There were a number of Silver Oak Academy students at the breakfast.
McLeod explained, “We take every opportunity to expose our students to positive community experiences it enhances their social skills and expands their cultural awareness.”
Although breakfast doesn’t begin until 7:30 a.m., local business leaders from all over the central Maryland and Southern Pennsylvania area begin to gather at the Thunderhead Bowling Center long before o’dark thirty.
“We’ve now been doing this for over 14 years. 14 years, can you believe it?” said Nancy McCormick, the peripatetic one-woman whirlwind Taneytown economic development director, as people squeezed by her to find a table in a small area near the kitchen positioned precariously near the bowling lanes.
The breakfast event is well-accepted as the premier place to meet and break bread with business and community leaders from all over central Maryland and southern Pennsylvania. Of course there is a history and tradition of getting together over breakfast in Taneytown.
An historic account recalls that on “June 30, 1791, President George Washington recorded his impression of Taneytown after an overnight stay at “A-dam Good Tavern” and had a dinner of “mush and milk.” He noted in his diary: “I set off this morning a little after four o’clock in the prosecution of my journey towards Philadelphia— lodged in Tawnytown. Tawnytown is but a small place with only the street through which the road passes; the buildings are principally of wood.”
Today, in a routine choreographed by Norman Rockwell, the first item of business, besides eating a great breakfast, after introductions are made by Taneytown Mayor Jim McCarron; is to have the microphone passed around the room so everyone in attendance had an opportunity to present a short commercial for their business or promote an upcoming community event. It looks like a secular community communion of sorts.
McCarron was joined by members of the city council, Diane Foster, Angelo Zambetti and council newcomer, Joe Vigliotti.
“As a Taneytown Council member, I attend the Taneytown Business Breakfast regularly,” said Foster. “It's important that people know that the Mayor and Council support and appreciate our business partners. Every second Friday of every month people from a myriad of backgrounds and professions meet, greet, and make connections at the Taneytown Business Breakfast. Only in a small town with a ‘Nancy McCormick’ could such a gathering be such a success.”
Also attending were Md. St. Sen. David Brinkley, R-Carroll and Frederick Counties, and Delegate Justin Ready, R-Carroll County.
Although Getty spoke for over 45 minutes, no one left early to get to work. Everyone sat listening to every word.

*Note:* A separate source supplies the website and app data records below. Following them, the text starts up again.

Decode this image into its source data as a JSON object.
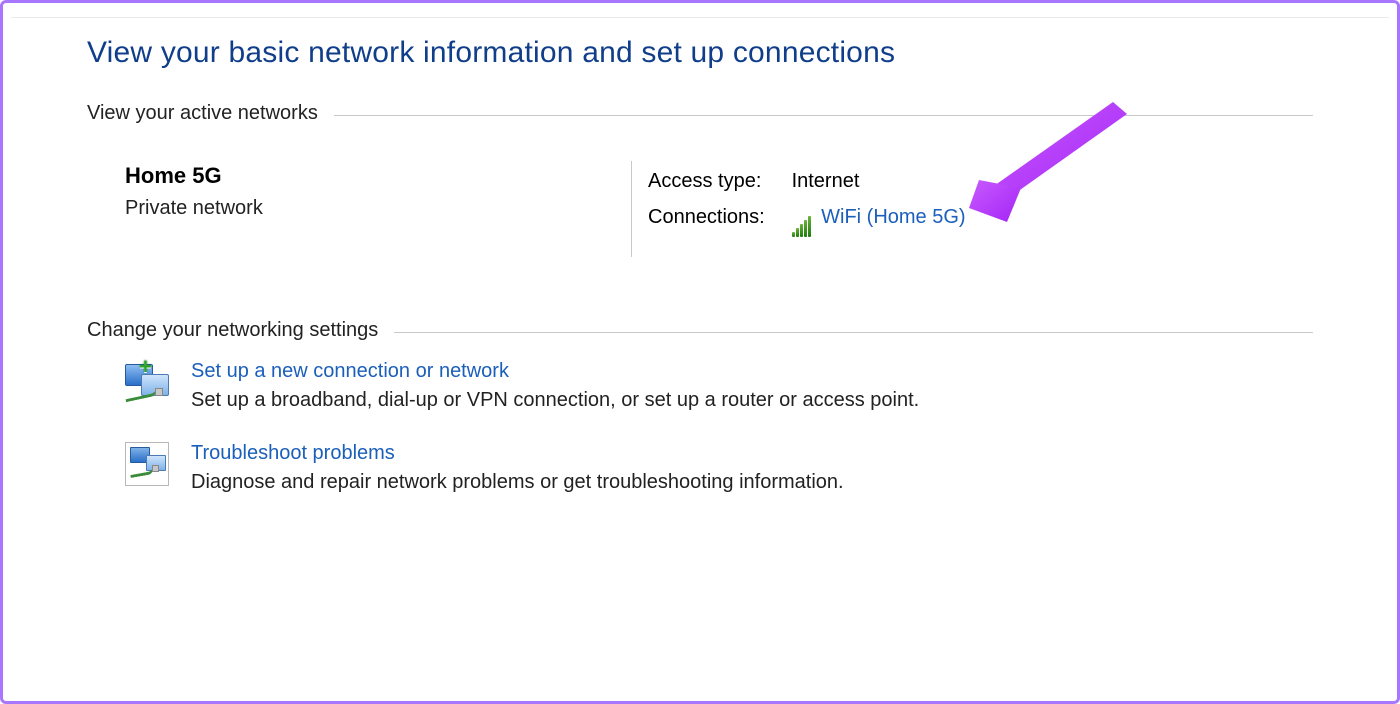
{
  "pageTitle": "View your basic network information and set up connections",
  "sections": {
    "activeHeading": "View your active networks",
    "changeHeading": "Change your networking settings"
  },
  "network": {
    "name": "Home 5G",
    "category": "Private network",
    "accessTypeLabel": "Access type:",
    "accessTypeValue": "Internet",
    "connectionsLabel": "Connections:",
    "connectionLinkText": "WiFi (Home 5G)"
  },
  "options": {
    "setup": {
      "title": "Set up a new connection or network",
      "desc": "Set up a broadband, dial-up or VPN connection, or set up a router or access point."
    },
    "troubleshoot": {
      "title": "Troubleshoot problems",
      "desc": "Diagnose and repair network problems or get troubleshooting information."
    }
  },
  "colors": {
    "heading": "#103e8a",
    "link": "#1b5fbb",
    "annotation": "#b73cff"
  }
}
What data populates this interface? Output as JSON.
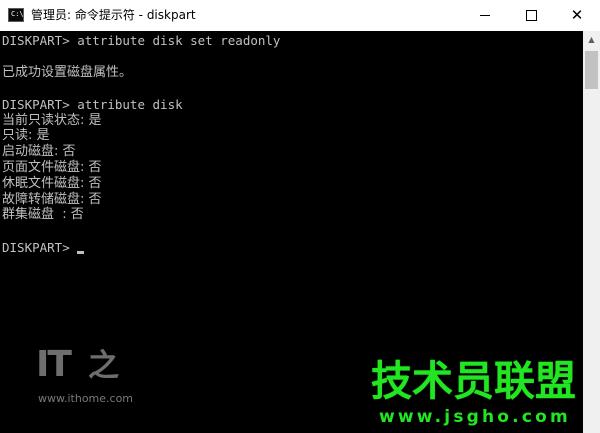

Ready was excited to learn more about Carroll County history from Getty. “Taneytown has a rich history, especially with the Battle of Gettysburg. And it was good to learn more about that history. Taneytown has a lot for which to be proud,” said Ready.
Brinkley said, “This is a great monthly meeting. It shows incredible healthy community spirit. And Joe’s (Getty) talk on our heritage is always inspiring and makes me proud of who we are as a community.”
McCormick started the business breakfast in 1997 with four folks. On September 13, I alone ate more than those four folks and left with new friends and information I could use that day, this week and next year.
The great American humorist Will Rogers once said, “Even if you’re on the right track, you’ll get run over if you just sit there.” Taneytown is certainly on the right track and along as McCormick and business breakfast are around; the only thing that is going to get run over is anything that gets in their way.
When he is not mixing together another helping of history with his scrambled eggs and toast, Kevin E. Dayhoff may be reached at firstname.lastname@example.orgCopyright © 2015, The Baltimore Sun